Scan the following material for the string "structured" and copy each line in which it appears.

==*==

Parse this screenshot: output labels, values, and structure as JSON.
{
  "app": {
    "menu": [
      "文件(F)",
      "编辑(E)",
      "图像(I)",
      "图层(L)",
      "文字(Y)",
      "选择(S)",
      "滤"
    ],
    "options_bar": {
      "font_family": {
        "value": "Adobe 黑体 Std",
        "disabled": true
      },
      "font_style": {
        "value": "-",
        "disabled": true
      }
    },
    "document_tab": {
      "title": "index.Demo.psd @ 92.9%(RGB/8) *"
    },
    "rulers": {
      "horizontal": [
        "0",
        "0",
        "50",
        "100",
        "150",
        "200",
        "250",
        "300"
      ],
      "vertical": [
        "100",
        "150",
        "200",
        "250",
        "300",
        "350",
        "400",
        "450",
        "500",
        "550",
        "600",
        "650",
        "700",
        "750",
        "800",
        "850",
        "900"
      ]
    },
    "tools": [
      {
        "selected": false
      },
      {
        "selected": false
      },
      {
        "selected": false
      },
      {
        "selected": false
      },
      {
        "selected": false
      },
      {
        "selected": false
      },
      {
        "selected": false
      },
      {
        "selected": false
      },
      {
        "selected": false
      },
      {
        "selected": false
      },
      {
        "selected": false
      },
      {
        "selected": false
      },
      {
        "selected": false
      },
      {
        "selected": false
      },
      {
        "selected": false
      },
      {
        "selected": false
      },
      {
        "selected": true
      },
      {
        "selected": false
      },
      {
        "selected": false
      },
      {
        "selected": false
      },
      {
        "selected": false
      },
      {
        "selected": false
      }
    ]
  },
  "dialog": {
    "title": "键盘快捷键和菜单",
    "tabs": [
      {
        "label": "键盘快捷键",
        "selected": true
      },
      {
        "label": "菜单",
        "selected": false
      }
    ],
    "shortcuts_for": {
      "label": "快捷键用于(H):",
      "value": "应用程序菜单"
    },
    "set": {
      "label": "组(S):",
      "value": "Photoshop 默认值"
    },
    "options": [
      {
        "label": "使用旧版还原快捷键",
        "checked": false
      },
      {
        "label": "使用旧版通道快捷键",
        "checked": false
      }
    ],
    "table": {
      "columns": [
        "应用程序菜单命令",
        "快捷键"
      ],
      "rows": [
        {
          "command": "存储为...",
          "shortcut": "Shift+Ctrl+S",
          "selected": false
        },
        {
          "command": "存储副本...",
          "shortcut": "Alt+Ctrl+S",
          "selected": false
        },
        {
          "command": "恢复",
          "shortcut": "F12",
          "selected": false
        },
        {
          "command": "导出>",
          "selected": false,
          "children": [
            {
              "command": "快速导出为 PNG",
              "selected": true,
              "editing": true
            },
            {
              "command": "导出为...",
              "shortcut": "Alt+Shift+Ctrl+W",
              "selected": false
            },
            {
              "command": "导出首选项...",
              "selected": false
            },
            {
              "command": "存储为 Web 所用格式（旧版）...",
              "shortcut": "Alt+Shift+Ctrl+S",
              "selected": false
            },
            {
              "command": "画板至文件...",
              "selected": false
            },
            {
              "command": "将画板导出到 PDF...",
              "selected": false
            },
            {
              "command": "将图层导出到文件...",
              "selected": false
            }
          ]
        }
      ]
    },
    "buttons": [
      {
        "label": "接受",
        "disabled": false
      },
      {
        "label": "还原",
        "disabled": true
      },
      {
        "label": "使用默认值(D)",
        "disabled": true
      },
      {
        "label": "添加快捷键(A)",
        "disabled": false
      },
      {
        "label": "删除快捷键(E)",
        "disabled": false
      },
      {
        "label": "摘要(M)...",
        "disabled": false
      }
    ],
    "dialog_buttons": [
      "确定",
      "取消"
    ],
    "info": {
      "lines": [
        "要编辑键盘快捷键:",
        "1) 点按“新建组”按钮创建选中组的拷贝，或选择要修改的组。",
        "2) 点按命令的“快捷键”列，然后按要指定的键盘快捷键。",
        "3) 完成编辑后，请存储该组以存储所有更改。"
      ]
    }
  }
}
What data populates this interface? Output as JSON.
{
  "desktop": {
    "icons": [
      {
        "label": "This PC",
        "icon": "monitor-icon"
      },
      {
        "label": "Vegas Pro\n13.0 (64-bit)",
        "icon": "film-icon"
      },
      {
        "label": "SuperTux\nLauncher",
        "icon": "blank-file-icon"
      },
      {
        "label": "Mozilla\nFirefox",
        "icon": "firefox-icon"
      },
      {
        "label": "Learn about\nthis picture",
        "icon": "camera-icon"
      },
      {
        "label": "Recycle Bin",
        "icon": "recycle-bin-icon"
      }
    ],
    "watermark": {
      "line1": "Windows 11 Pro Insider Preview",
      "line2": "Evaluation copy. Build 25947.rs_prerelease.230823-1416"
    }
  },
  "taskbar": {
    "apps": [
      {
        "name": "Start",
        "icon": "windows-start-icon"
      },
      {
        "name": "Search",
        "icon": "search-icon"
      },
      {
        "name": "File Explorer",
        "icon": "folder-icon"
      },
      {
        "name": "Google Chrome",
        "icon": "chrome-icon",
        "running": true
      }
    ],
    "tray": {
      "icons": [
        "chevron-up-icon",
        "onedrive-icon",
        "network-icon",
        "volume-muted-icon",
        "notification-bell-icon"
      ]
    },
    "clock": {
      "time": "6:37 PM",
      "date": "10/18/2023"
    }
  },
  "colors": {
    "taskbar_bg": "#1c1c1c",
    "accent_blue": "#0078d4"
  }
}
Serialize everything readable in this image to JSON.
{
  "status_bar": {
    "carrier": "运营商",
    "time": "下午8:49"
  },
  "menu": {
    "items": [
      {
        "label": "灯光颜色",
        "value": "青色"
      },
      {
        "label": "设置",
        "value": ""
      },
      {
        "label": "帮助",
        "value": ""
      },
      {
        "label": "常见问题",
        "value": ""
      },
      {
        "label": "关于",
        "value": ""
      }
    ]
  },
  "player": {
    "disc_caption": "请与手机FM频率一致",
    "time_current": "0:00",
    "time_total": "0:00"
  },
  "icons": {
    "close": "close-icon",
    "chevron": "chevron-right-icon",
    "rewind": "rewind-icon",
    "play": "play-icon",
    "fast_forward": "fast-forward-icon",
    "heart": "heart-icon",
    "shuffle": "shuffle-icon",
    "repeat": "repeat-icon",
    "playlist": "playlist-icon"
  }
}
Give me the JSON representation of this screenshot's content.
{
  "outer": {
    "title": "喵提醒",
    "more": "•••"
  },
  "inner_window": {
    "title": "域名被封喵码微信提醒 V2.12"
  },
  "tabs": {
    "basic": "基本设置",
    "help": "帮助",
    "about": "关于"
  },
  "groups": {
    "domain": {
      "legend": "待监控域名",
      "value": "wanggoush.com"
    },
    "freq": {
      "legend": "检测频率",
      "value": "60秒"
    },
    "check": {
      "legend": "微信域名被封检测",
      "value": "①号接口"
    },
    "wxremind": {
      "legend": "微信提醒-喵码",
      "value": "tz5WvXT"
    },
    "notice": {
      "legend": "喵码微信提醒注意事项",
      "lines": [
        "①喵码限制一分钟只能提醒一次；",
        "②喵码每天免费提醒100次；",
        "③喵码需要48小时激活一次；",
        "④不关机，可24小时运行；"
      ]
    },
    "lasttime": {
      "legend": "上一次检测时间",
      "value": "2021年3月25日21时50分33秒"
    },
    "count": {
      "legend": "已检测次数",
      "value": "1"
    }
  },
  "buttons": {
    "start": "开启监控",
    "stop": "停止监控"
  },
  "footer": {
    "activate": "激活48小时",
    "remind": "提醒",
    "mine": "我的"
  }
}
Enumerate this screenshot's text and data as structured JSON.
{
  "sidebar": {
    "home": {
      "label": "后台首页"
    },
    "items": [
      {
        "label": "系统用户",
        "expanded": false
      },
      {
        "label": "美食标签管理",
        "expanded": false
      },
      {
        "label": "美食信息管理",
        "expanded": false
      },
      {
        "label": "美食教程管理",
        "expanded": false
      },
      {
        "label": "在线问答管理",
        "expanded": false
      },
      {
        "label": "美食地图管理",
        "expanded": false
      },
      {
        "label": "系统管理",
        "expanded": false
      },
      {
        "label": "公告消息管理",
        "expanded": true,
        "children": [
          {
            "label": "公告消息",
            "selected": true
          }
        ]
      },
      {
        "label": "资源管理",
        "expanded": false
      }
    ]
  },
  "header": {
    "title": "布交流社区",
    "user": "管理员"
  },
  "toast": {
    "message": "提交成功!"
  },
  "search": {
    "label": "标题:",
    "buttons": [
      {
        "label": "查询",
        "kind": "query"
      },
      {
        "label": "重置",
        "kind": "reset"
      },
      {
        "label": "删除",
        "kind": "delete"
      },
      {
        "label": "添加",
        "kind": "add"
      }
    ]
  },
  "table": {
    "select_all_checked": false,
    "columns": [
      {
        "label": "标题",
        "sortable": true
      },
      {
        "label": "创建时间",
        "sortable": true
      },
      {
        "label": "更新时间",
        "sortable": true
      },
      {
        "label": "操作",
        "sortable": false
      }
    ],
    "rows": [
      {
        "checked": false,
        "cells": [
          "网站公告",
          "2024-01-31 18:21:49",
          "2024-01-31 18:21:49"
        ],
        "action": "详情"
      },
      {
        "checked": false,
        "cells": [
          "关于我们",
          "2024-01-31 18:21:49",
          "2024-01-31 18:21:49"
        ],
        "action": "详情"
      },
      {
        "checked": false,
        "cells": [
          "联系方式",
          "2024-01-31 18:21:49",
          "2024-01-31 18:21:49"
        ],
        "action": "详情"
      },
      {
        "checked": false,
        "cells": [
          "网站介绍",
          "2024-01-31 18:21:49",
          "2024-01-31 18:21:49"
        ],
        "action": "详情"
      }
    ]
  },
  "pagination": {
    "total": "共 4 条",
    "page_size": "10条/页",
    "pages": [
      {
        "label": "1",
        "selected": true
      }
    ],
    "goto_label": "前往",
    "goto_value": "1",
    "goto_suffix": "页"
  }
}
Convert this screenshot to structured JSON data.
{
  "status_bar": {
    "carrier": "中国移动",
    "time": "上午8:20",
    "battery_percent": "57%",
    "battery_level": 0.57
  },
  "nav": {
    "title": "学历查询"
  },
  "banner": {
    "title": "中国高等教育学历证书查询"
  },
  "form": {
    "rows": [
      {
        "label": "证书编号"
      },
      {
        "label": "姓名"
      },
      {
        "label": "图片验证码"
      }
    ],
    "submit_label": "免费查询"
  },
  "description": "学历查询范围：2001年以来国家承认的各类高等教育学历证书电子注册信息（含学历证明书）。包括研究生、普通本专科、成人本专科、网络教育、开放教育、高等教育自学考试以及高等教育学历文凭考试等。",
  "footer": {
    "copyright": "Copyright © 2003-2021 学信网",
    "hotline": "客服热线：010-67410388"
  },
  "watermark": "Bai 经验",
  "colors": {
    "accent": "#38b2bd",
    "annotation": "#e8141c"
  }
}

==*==

- [SOLUTION TO THIS EXERCISE]:
Enumerate this screenshot's text and data as structured JSON.
Convert this screenshot to structured JSON data.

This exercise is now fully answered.